In 2011, our research project will be hitting the road. The first stop on our Australia-wide tour is the Tamworth Country Music Festival in NSW.
Sarah and Alison will be in Tamworth from 13-24 January 2011 to interview some of the 60,000-odd pilgrims who travel to this event at the home of country music in Australia every year. We also want to talk to some of the many people who contribute to the festival behind the scenes, and to those who work to preserve the heritage of country music in Australia.
Are you going to the festival? Do you live in Tamworth? Would you like to be part of our research? Drop us a line at email@example.com to find out more.
Welcome to our website, the online home of our Australian Research Council (ARC) funded project, Popular Music and Cultural Memory: localised popular music histories and their significance for national music industries. Visit our site regularly for updates on our research's progress, as well as links to our project's outcomes as they appear. Find out more about our project and its aims here.
Friday, December 3, 2010
Wednesday, December 1, 2010

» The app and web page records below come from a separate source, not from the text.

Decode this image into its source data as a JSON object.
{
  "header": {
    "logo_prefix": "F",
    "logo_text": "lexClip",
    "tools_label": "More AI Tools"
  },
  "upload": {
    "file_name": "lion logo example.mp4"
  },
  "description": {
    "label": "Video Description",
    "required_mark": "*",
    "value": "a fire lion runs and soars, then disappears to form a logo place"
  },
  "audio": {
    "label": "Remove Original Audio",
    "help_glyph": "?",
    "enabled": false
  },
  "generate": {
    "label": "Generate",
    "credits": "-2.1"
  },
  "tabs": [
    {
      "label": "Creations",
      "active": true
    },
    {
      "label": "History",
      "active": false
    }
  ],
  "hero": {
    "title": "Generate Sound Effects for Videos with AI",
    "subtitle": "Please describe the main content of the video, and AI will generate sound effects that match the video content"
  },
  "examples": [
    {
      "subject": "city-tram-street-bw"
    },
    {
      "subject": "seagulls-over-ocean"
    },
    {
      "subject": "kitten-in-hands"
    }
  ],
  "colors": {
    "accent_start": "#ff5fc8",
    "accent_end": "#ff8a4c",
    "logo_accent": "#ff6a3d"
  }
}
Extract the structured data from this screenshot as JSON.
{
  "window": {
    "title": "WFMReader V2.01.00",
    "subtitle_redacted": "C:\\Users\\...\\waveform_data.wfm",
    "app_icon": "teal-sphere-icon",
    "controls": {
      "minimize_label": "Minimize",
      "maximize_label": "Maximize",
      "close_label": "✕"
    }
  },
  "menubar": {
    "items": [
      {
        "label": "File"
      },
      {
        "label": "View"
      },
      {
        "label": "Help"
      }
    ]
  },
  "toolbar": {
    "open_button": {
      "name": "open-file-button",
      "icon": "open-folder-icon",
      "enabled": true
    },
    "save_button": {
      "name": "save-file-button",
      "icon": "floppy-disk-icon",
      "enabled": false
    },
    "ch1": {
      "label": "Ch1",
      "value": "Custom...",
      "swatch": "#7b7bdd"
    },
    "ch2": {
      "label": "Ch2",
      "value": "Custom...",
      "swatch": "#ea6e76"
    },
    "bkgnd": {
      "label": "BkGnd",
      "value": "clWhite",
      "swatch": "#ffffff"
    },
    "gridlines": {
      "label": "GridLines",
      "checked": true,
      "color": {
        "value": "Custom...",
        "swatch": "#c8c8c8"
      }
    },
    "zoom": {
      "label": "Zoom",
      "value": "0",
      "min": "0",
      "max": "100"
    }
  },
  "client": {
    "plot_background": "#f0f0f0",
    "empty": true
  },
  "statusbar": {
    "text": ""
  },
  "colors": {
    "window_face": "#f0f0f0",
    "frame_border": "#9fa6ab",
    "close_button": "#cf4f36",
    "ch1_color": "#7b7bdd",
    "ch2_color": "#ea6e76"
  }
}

In an earlier post, Alison wrote about the importance of television documentaries as a 'medium that circulates stories about popular music to a wide audience'. One such documentary is the series Classic Albums and Andy and Sarah have a chapter on this documentary series in a book edited by Ian Inglis which is being published this month, called Popular Music and Television in Britain (Ashgate, 2010). Their chapter, titled 'Classic Albums: the re-presentation of the rock album on British television', considers how the documentary series presents a version of rock history that is consistent with the 'rock canon' (as produced in magazines like Rolling Stone, for example), but which emphasizes emotional dimensions of record production as contributing to the albums' canonic status.